All schools in Edinburgh to close on 26, 27 and 28 September due to strike action
Unison members working in schools in Edinburgh will be on strike on 26, 27 and 28 September. This is the first wave of strikes in the fight for a fair pay deal for local government workers across Scotland, with workers in schools across Scotland striking on these dates.
Here, we address the frequently asked questions. Let us know if you have any others by commenting below and we’ll answer them here. We’ve split the details in to what is happening in Edinburgh and the national context.
Unite members working in schools and early years now have a mandate to strike in 12 councils across Scotland. GMB similarly have a mandate to strike in 10 councils. Unison’s ballot closed on 25 August and they have a mandate to strike in 24 councils. This means there are strike mandates for 25 of Scotland’s 32 councils.
The three unions will meet at the end of the month to discuss the plan for industrial action in the fight for this year’s pay deal. The offer on the table is the first one COSLA made—between 5 and 7% depending on where you are on the pay scale.
In Edinburgh, we didn’t get the 50% turnout required in order to strike. Neither did the GMB.
Unison’s ballot closed on 25 August and they have achieved a mandate to strike.
First strike wave over council pay to hit Glasgow on 3 August
In June, Unite, Unison and the GMB balloted local government members to take action to disrupt the World Cycling Championships 2023, which take place across Scotland from 3 to 13 August. GMB and Unite now have mandates to strike, covering parking wardens and staff at the Emirates area.
The purpose of the industrial action is to bring the Scottish Government to the table to improve the pay offer. COSLA have had ample opportunity go to the government to request funding to improve the offer on the table, but they have refused to do so. The current offer averages between a 5.5 and 7.5% pay increase for council workers. With inflation (RPI) sitting at 10.7% and food inflation around 20%, this amounts to a real-terms pay cut and further devalues council worker jobs, following over a decade of pay cuts.
The cycle race is the first wave of strike action to get a fair pay deal for council workers. The second wave will be schools.
Vote now to fight for a fair pay deal for council workers
Yesterday (19 June) Unite began sending out ballots to all members in schools and early years across Scotland to ask if you will strike over pay.
The current pay offer is a significant real terms pay cut, as inflation (RPI) remains well above 10%, with food inflation around 20%. Year after year of real terms pay cuts devalues jobs by driving down the spending power you have, and in turn your quality of life. A job in which you could be comfortable 10 years ago, may see you on the breadline now. We know that this is the case for many members—and the only way to change this is to fight back.
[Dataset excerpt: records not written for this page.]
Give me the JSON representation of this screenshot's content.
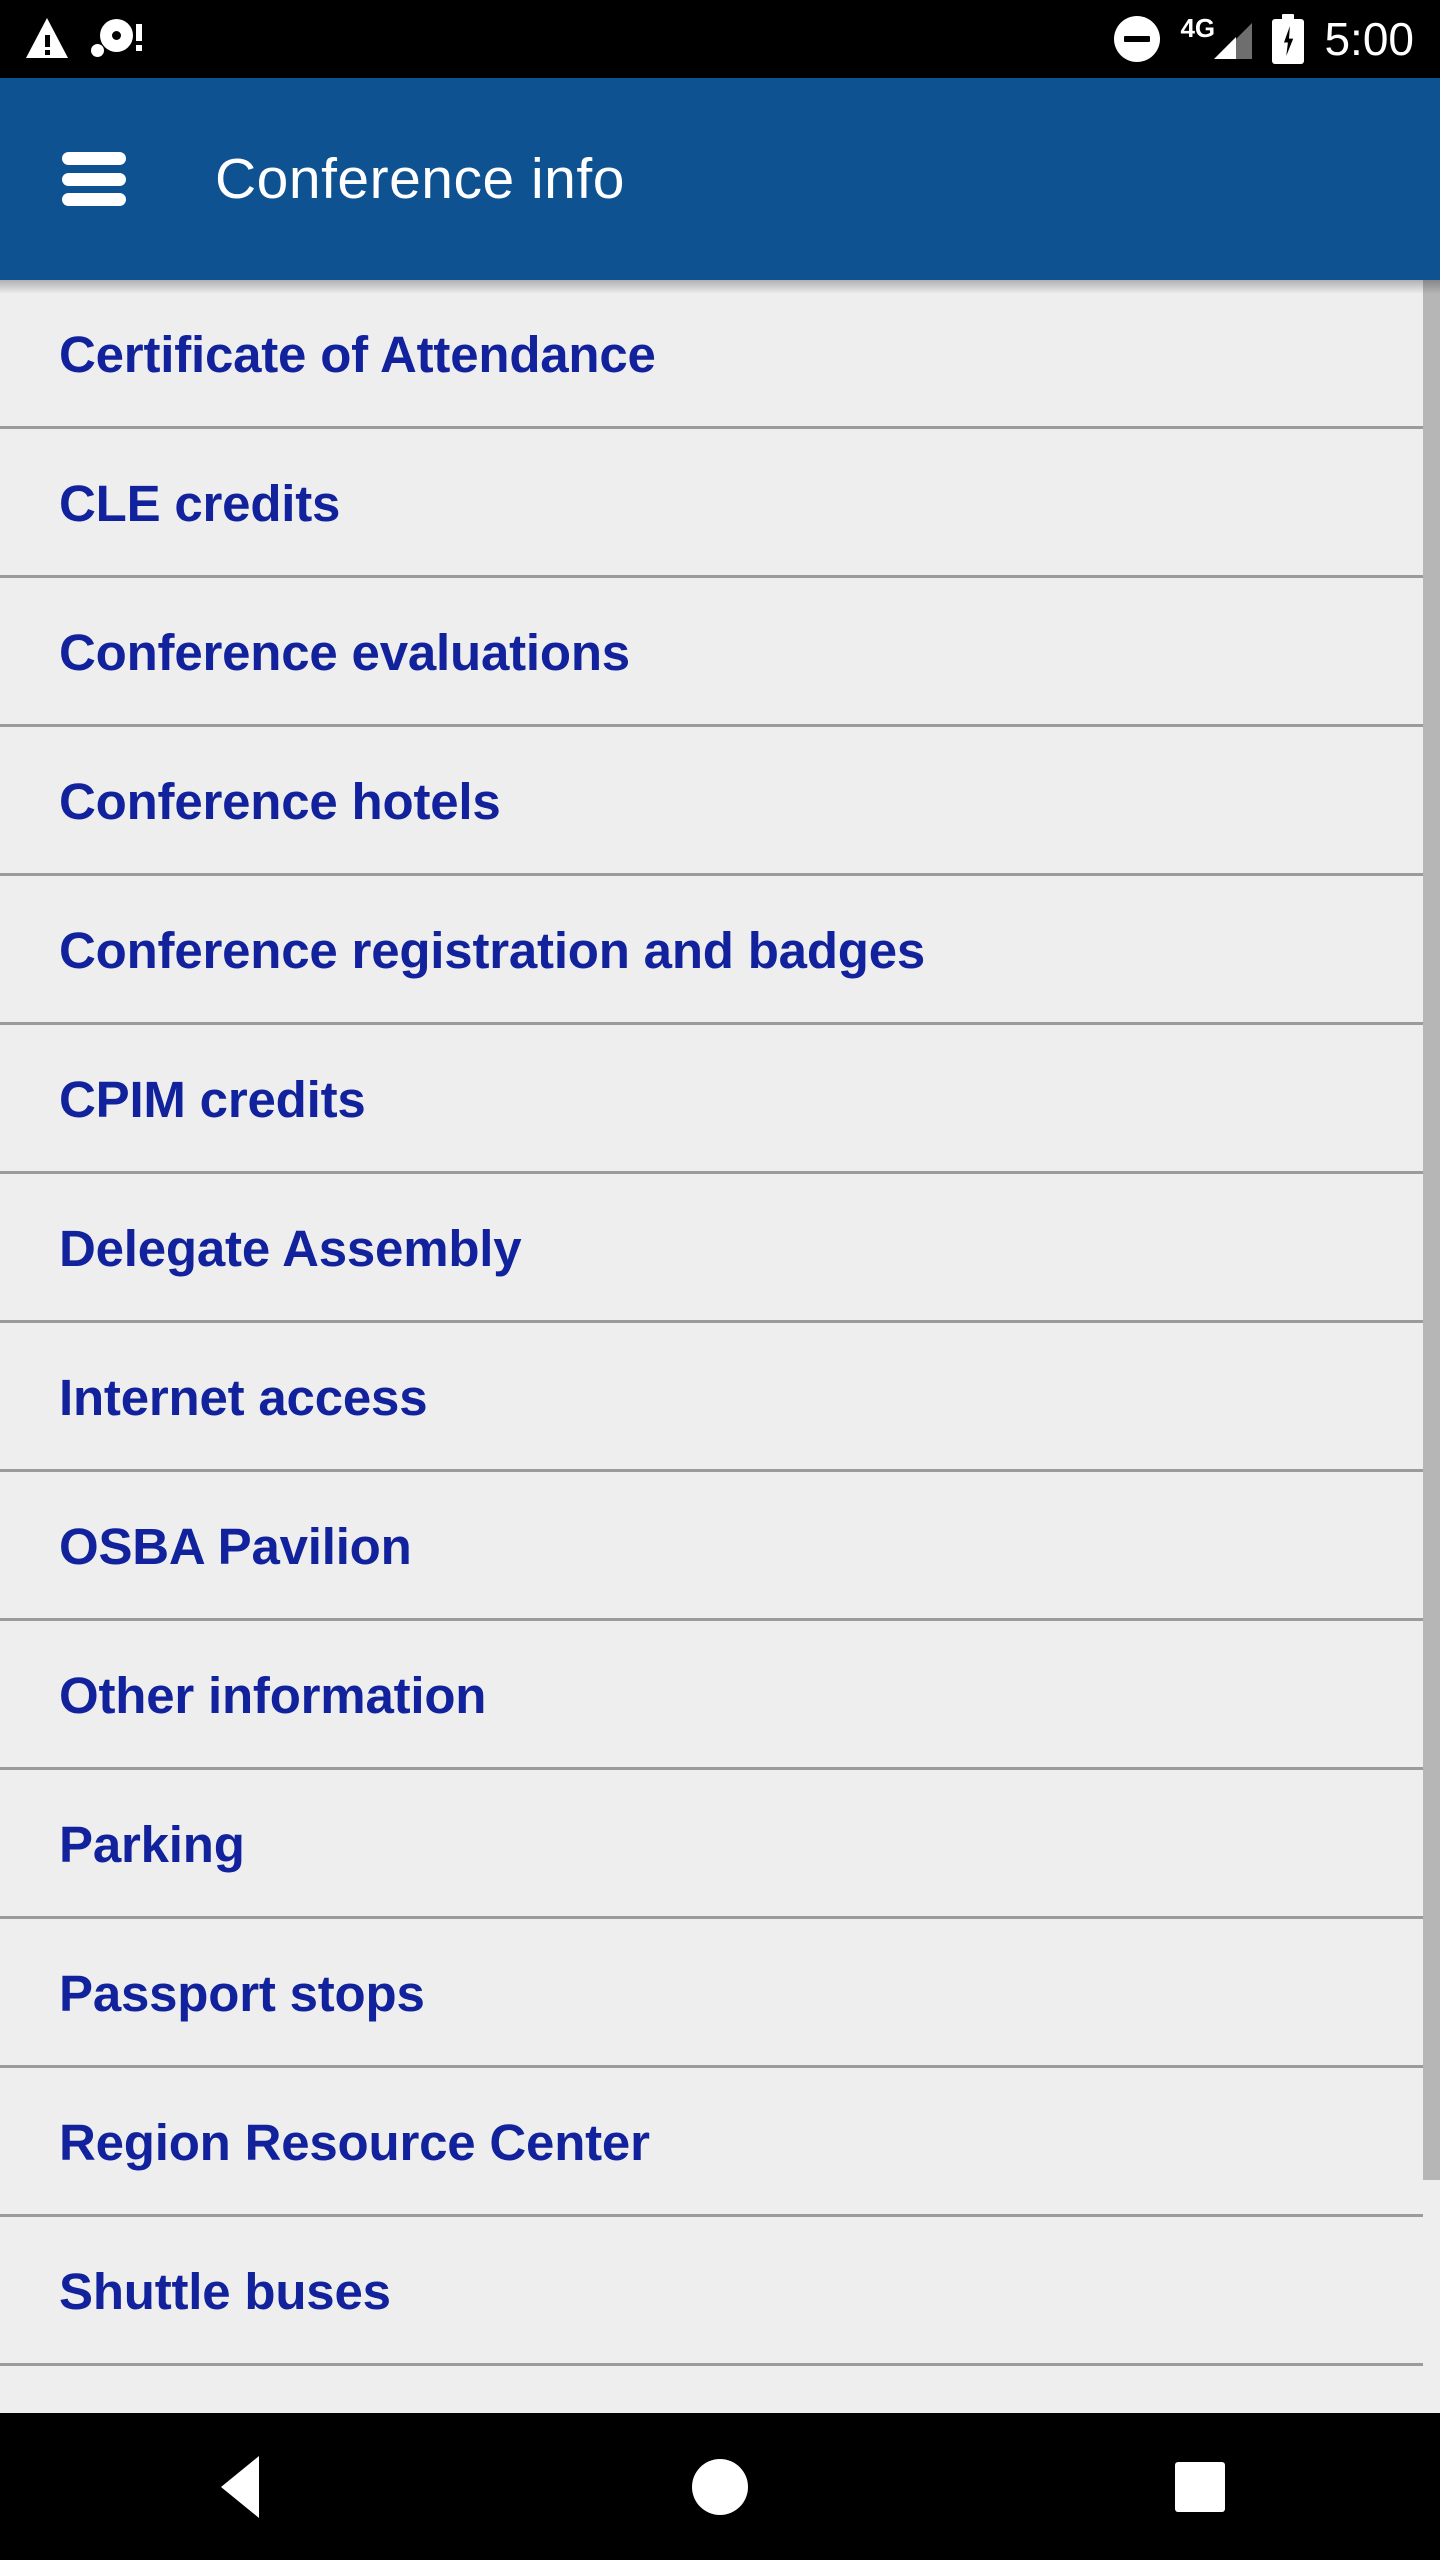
{
  "status_bar": {
    "time": "5:00",
    "network_generation": "4G",
    "icons": {
      "warning": "warning-triangle-icon",
      "notification": "notification-alert-icon",
      "dnd": "do-not-disturb-icon",
      "signal": "cellular-signal-icon",
      "battery": "battery-charging-icon"
    }
  },
  "app_bar": {
    "title": "Conference info",
    "menu_icon": "hamburger-menu-icon",
    "background_color": "#0f5291",
    "text_color": "#ffffff"
  },
  "list": {
    "item_text_color": "#11229c",
    "background_color": "#eeeeee",
    "divider_color": "#9b9b9b",
    "items": [
      {
        "label": "Certificate of Attendance"
      },
      {
        "label": "CLE credits"
      },
      {
        "label": "Conference evaluations"
      },
      {
        "label": "Conference hotels"
      },
      {
        "label": "Conference registration and badges"
      },
      {
        "label": "CPIM credits"
      },
      {
        "label": "Delegate Assembly"
      },
      {
        "label": "Internet access"
      },
      {
        "label": "OSBA Pavilion"
      },
      {
        "label": "Other information"
      },
      {
        "label": "Parking"
      },
      {
        "label": "Passport stops"
      },
      {
        "label": "Region Resource Center"
      },
      {
        "label": "Shuttle buses"
      },
      {
        "label": ""
      }
    ]
  },
  "scrollbar": {
    "thumb_color": "#b6b6b6"
  },
  "nav_bar": {
    "back_label": "back-button",
    "home_label": "home-button",
    "recents_label": "recents-button",
    "background_color": "#000000"
  }
}
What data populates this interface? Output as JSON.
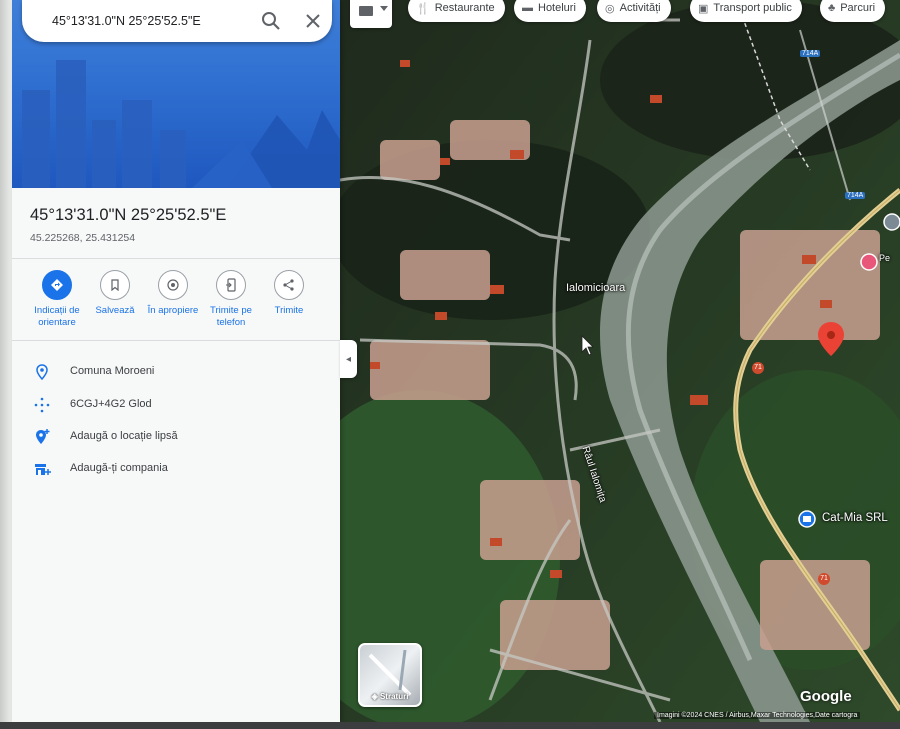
{
  "search": {
    "value": "45°13'31.0\"N 25°25'52.5\"E"
  },
  "place": {
    "title": "45°13'31.0\"N 25°25'52.5\"E",
    "decimal": "45.225268, 25.431254"
  },
  "actions": [
    {
      "label": "Indicații de orientare",
      "icon": "directions-icon"
    },
    {
      "label": "Salvează",
      "icon": "bookmark-icon"
    },
    {
      "label": "În apropiere",
      "icon": "nearby-icon"
    },
    {
      "label": "Trimite pe telefon",
      "icon": "send-to-phone-icon"
    },
    {
      "label": "Trimite",
      "icon": "share-icon"
    }
  ],
  "info": [
    {
      "text": "Comuna Moroeni",
      "icon": "location-pin-icon"
    },
    {
      "text": "6CGJ+4G2 Glod",
      "icon": "plus-code-icon"
    },
    {
      "text": "Adaugă o locație lipsă",
      "icon": "add-location-icon"
    },
    {
      "text": "Adaugă-ți compania",
      "icon": "add-business-icon"
    }
  ],
  "map": {
    "chips": [
      {
        "label": "Restaurante",
        "icon": "restaurant-icon"
      },
      {
        "label": "Hoteluri",
        "icon": "hotel-icon"
      },
      {
        "label": "Activități",
        "icon": "camera-icon"
      },
      {
        "label": "Transport public",
        "icon": "transit-icon"
      },
      {
        "label": "Parcuri",
        "icon": "park-icon"
      }
    ],
    "labels": {
      "locality": "Ialomicioara",
      "river": "Râul Ialomița",
      "business": "Cat-Mia SRL",
      "road_714a_1": "714A",
      "road_714a_2": "714A",
      "road_71_1": "71",
      "road_71_2": "71",
      "pe": "Pe"
    },
    "layers_label": "Straturi",
    "logo": "Google",
    "attribution": "Imagini ©2024 CNES / Airbus,Maxar Technologies,Date cartogra"
  },
  "colors": {
    "accent": "#1a73e8",
    "pin": "#ea4335",
    "hero_blue": "#2f6fd0"
  }
}
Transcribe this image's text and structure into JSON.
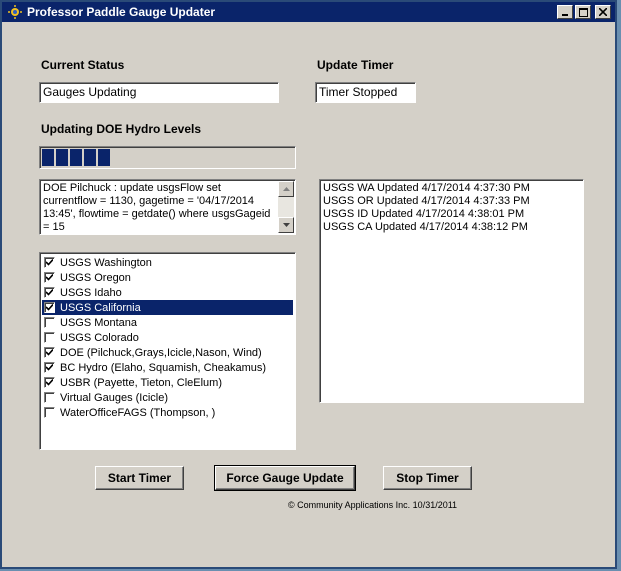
{
  "window": {
    "title": "Professor Paddle Gauge Updater"
  },
  "status": {
    "label": "Current Status",
    "value": "Gauges Updating"
  },
  "timer": {
    "label": "Update Timer",
    "value": "Timer Stopped"
  },
  "progress": {
    "label": "Updating DOE Hydro Levels",
    "blocks": 5,
    "fraction": 0.28
  },
  "sql": {
    "text": "DOE Pilchuck : update usgsFlow set currentflow =  1130, gagetime = '04/17/2014   13:45', flowtime = getdate() where usgsGageid = 15"
  },
  "sources": [
    {
      "label": "USGS Washington",
      "checked": true,
      "selected": false
    },
    {
      "label": "USGS Oregon",
      "checked": true,
      "selected": false
    },
    {
      "label": "USGS Idaho",
      "checked": true,
      "selected": false
    },
    {
      "label": "USGS California",
      "checked": true,
      "selected": true
    },
    {
      "label": "USGS Montana",
      "checked": false,
      "selected": false
    },
    {
      "label": "USGS Colorado",
      "checked": false,
      "selected": false
    },
    {
      "label": "DOE (Pilchuck,Grays,Icicle,Nason, Wind)",
      "checked": true,
      "selected": false
    },
    {
      "label": "BC Hydro (Elaho, Squamish, Cheakamus)",
      "checked": true,
      "selected": false
    },
    {
      "label": "USBR (Payette, Tieton, CleElum)",
      "checked": true,
      "selected": false
    },
    {
      "label": "Virtual Gauges (Icicle)",
      "checked": false,
      "selected": false
    },
    {
      "label": "WaterOfficeFAGS (Thompson, )",
      "checked": false,
      "selected": false
    }
  ],
  "log": [
    "USGS WA Updated 4/17/2014 4:37:30 PM",
    "USGS OR Updated 4/17/2014 4:37:33 PM",
    "USGS ID Updated 4/17/2014 4:38:01 PM",
    "USGS CA Updated 4/17/2014 4:38:12 PM"
  ],
  "buttons": {
    "start": "Start Timer",
    "force": "Force Gauge Update",
    "stop": "Stop Timer"
  },
  "footer": "© Community Applications Inc. 10/31/2011",
  "colors": {
    "titlebar": "#0a246a",
    "face": "#d4d0c8",
    "selection": "#0a246a"
  }
}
Last year, workers in Waste and Cleansing fought on behalf of all Council workers. As a result, we got the Scottish Government to the negotiating table and achieved an award worth an additional £600m. This put, on average, an extra £1,500 in the pocket of each Edinburgh Council worker.
This year school workers are fighting for your pay.
If you work in a school and are Council staff…
Watch your letterbox for the ballot! This is a postal ballot only. Please return your ballot as soon as you receive it.
It is crucial that all members that receive a ballot return it.
Time to strike as councillors refuse a decent pay offer for council workers
On Tuesday Unite, Unison and GMB met with COSLA to discuss progress on our pay claim. We requested for the second time in a week that the Scottish Joint Council (SJC – the three unions and the councillors representing the employers’ side) approach the Scottish Government for additional monies to improve the pay offer to give a decent pay rise for local government workers.
Councillors of all parties voted against this motion—refusing to go to the government for more money, despite understanding there is not enough in the pot. The COSLA Leaders—consisting of Council Leaders of all councils in Scotland—had already voted to not go to the government for more money at their meeting last Friday.
This made it clear that the trade unions have no other way to secure a pay fair deal, but to ballot our members to take industrial action.